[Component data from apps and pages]
◆ ◆ ◆ ◆ ◆

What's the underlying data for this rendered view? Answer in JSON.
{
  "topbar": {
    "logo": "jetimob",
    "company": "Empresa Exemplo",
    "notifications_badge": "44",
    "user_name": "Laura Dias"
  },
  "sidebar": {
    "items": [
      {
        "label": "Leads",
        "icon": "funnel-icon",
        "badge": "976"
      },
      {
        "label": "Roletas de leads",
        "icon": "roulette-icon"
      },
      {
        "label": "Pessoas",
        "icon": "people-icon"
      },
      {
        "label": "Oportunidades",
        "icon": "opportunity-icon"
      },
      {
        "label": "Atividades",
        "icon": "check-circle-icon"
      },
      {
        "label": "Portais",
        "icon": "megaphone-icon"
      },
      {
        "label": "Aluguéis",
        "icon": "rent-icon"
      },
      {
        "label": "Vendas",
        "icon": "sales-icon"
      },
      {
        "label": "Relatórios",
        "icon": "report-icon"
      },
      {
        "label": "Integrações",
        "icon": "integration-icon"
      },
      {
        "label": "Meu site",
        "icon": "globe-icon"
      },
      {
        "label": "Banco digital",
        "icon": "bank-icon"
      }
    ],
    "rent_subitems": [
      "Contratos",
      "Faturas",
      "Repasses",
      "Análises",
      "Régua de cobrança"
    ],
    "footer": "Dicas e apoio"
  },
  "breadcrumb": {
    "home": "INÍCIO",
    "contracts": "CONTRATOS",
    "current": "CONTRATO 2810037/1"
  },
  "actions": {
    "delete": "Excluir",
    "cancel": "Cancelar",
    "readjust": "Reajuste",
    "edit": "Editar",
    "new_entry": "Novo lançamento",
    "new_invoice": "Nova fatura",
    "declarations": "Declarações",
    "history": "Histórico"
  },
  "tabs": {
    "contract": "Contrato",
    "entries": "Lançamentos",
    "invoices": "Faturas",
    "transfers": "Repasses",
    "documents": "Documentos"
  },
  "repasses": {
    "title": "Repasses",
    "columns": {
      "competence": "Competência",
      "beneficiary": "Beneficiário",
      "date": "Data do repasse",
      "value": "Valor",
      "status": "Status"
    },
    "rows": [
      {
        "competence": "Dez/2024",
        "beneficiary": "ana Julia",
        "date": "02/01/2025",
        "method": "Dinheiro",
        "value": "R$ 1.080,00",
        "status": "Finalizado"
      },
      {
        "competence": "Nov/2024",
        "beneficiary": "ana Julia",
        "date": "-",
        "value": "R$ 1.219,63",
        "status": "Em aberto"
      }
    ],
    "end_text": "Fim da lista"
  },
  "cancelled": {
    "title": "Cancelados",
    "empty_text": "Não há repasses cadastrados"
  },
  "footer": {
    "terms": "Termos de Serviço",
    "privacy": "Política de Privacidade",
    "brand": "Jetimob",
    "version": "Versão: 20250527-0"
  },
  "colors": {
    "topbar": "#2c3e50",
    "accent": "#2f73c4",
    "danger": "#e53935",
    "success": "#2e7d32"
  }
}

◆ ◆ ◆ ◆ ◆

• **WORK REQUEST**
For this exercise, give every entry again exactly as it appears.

• **SOLUTION TO THIS TASK**
What's the underlying data for this rendered view? Answer in JSON.
{
  "topbar": {
    "logo": "jetimob",
    "company": "Empresa Exemplo",
    "notifications_badge": "44",
    "user_name": "Laura Dias"
  },
  "sidebar": {
    "items": [
      {
        "label": "Leads",
        "icon": "funnel-icon",
        "badge": "976"
      },
      {
        "label": "Roletas de leads",
        "icon": "roulette-icon"
      },
      {
        "label": "Pessoas",
        "icon": "people-icon"
      },
      {
        "label": "Oportunidades",
        "icon": "opportunity-icon"
      },
      {
        "label": "Atividades",
        "icon": "check-circle-icon"
      },
      {
        "label": "Portais",
        "icon": "megaphone-icon"
      },
      {
        "label": "Aluguéis",
        "icon": "rent-icon"
      },
      {
        "label": "Vendas",
        "icon": "sales-icon"
      },
      {
        "label": "Relatórios",
        "icon": "report-icon"
      },
      {
        "label": "Integrações",
        "icon": "integration-icon"
      },
      {
        "label": "Meu site",
        "icon": "globe-icon"
      },
      {
        "label": "Banco digital",
        "icon": "bank-icon"
      }
    ],
    "rent_subitems": [
      "Contratos",
      "Faturas",
      "Repasses",
      "Análises",
      "Régua de cobrança"
    ],
    "footer": "Dicas e apoio"
  },
  "breadcrumb": {
    "home": "INÍCIO",
    "contracts": "CONTRATOS",
    "current": "CONTRATO 2810037/1"
  },
  "actions": {
    "delete": "Excluir",
    "cancel": "Cancelar",
    "readjust": "Reajuste",
    "edit": "Editar",
    "new_entry": "Novo lançamento",
    "new_invoice": "Nova fatura",
    "declarations": "Declarações",
    "history": "Histórico"
  },
  "tabs": {
    "contract": "Contrato",
    "entries": "Lançamentos",
    "invoices": "Faturas",
    "transfers": "Repasses",
    "documents": "Documentos"
  },
  "repasses": {
    "title": "Repasses",
    "columns": {
      "competence": "Competência",
      "beneficiary": "Beneficiário",
      "date": "Data do repasse",
      "value": "Valor",
      "status": "Status"
    },
    "rows": [
      {
        "competence": "Dez/2024",
        "beneficiary": "ana Julia",
        "date": "02/01/2025",
        "method": "Dinheiro",
        "value": "R$ 1.080,00",
        "status": "Finalizado"
      },
      {
        "competence": "Nov/2024",
        "beneficiary": "ana Julia",
        "date": "-",
        "value": "R$ 1.219,63",
        "status": "Em aberto"
      }
    ],
    "end_text": "Fim da lista"
  },
  "cancelled": {
    "title": "Cancelados",
    "empty_text": "Não há repasses cadastrados"
  },
  "footer": {
    "terms": "Termos de Serviço",
    "privacy": "Política de Privacidade",
    "brand": "Jetimob",
    "version": "Versão: 20250527-0"
  },
  "colors": {
    "topbar": "#2c3e50",
    "accent": "#2f73c4",
    "danger": "#e53935",
    "success": "#2e7d32"
  }
}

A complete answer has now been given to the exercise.